Consent for publication
The authors declare that they have no competing interests.
Springer Nature remains neutral with regard to jurisdictional claims in published maps and institutional affiliations.
Rights and permissions
Open Access This article is distributed under the terms of the Creative Commons Attribution 4.0 International License (http://creativecommons.org/licenses/by/4.0/), which permits unrestricted use, distribution, and reproduction in any medium, provided you give appropriate credit to the original author(s) and the source, provide a link to the Creative Commons license, and indicate if changes were made. The Creative Commons Public Domain Dedication waiver (http://creativecommons.org/publicdomain/zero/1.0/) applies to the data made available in this article, unless otherwise stated.
About this article
Cite this article

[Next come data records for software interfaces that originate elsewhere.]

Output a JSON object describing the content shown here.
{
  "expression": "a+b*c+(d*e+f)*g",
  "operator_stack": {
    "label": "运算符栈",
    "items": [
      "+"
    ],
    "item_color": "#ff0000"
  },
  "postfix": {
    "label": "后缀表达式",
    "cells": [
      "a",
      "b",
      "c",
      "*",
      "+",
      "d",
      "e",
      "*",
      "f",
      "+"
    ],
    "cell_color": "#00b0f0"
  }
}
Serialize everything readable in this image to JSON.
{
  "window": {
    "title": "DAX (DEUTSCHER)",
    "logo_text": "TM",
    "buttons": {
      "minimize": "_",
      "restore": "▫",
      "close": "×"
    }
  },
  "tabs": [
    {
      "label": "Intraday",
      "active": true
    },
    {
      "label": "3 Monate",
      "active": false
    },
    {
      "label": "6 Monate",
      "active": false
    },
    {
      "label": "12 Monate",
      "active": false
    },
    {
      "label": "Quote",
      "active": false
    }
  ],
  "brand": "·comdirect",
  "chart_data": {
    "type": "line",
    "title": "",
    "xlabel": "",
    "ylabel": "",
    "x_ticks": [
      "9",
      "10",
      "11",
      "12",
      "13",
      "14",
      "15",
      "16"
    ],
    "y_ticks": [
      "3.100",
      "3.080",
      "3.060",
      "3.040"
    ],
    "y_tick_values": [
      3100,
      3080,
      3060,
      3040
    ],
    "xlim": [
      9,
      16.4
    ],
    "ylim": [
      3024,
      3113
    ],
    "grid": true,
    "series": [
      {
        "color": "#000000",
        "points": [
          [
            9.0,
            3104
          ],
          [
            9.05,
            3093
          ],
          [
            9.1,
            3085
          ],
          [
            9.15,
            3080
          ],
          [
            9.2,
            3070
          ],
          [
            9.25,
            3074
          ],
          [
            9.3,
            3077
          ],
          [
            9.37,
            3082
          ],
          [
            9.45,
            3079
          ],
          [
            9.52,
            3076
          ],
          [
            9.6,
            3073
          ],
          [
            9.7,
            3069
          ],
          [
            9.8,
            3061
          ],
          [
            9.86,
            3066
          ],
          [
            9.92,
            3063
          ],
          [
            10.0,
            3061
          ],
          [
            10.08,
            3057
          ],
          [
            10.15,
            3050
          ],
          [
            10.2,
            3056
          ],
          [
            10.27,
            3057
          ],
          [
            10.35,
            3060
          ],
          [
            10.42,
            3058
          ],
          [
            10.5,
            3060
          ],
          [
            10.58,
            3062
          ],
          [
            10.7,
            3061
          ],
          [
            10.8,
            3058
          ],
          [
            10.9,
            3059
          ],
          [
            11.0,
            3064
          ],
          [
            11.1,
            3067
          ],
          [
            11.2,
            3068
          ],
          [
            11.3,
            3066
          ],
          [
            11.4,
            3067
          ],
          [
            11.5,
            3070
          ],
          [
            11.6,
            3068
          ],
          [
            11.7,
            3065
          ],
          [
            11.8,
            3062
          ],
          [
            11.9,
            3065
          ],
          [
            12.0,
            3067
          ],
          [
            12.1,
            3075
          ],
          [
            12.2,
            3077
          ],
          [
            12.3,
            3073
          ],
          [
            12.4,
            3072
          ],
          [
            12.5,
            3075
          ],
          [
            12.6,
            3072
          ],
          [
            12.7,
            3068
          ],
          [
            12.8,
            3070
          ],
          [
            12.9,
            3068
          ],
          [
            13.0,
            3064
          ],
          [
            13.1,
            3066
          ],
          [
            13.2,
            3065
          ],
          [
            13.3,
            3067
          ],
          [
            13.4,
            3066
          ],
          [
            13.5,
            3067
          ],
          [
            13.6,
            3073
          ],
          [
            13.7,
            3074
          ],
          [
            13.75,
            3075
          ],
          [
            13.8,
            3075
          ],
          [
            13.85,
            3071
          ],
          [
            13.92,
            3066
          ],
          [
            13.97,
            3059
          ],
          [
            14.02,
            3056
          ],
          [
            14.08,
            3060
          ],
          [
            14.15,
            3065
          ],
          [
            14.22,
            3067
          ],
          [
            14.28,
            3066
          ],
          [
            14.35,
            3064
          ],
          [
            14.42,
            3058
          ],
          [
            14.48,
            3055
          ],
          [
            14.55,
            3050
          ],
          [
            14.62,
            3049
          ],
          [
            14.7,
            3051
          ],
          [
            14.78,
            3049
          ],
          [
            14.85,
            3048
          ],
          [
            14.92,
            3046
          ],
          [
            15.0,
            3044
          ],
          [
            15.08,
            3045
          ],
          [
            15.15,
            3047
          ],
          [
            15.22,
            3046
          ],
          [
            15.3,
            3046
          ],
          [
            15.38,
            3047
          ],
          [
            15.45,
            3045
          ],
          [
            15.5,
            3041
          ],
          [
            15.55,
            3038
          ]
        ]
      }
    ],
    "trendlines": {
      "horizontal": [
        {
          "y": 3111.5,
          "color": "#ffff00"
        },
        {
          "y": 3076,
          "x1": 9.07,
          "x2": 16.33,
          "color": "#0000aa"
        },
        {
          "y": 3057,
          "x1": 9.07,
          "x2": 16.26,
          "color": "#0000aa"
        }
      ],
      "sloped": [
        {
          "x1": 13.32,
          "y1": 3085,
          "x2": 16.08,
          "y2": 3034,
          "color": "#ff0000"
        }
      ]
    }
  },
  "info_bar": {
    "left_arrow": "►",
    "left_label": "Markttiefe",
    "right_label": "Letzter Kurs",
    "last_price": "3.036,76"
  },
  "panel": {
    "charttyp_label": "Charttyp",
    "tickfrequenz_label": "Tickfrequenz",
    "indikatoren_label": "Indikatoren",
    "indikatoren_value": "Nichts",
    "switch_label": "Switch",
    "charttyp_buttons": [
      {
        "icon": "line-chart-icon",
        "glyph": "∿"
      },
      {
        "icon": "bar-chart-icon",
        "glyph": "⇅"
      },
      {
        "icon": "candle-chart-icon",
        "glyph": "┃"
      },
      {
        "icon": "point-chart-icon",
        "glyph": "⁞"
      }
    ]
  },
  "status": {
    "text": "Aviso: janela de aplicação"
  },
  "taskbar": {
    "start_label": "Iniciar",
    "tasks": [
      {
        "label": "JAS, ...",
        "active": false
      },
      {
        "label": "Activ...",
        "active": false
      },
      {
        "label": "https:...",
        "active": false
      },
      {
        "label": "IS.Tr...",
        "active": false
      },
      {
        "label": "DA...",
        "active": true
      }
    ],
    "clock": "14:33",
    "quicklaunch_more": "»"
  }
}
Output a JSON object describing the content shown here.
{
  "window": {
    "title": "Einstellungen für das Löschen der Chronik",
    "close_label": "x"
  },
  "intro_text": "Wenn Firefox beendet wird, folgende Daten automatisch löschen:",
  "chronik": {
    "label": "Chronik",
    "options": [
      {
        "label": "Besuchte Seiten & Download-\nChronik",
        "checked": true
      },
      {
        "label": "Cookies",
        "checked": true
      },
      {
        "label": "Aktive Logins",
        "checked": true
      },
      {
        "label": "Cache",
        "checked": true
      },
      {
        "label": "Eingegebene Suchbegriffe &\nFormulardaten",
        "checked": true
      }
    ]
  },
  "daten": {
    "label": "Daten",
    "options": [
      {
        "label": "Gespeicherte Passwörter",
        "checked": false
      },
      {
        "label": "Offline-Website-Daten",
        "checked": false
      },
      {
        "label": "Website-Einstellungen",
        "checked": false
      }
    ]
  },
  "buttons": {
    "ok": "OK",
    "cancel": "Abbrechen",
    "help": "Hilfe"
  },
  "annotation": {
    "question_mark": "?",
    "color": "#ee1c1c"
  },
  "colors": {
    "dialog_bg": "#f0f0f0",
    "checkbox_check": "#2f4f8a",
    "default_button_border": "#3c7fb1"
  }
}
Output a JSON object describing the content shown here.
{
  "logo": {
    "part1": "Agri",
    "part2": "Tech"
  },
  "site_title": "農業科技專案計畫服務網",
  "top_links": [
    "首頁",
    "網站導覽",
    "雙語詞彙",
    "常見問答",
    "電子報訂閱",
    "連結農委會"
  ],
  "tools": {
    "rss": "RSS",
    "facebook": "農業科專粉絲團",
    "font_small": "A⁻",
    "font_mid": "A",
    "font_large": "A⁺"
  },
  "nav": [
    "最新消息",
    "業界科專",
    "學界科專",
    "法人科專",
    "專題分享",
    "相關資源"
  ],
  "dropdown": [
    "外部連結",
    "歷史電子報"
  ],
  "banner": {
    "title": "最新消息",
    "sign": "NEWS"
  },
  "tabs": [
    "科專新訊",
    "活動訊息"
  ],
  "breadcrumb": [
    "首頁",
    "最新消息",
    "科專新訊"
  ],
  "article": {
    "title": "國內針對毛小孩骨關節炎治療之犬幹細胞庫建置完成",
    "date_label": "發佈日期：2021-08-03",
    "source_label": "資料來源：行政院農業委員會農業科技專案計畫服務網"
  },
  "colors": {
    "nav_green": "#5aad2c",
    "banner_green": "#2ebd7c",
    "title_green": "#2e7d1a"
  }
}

Hamed, C.T., Meiloud, G., Veten, F. et al. HLA class I (-A, -B, -C) and class II (-DR, -DQ) polymorphism in the Mauritanian population. BMC Med Genet 19, 2 (2018). https://doi.org/10.1186/s12881-017-0514-4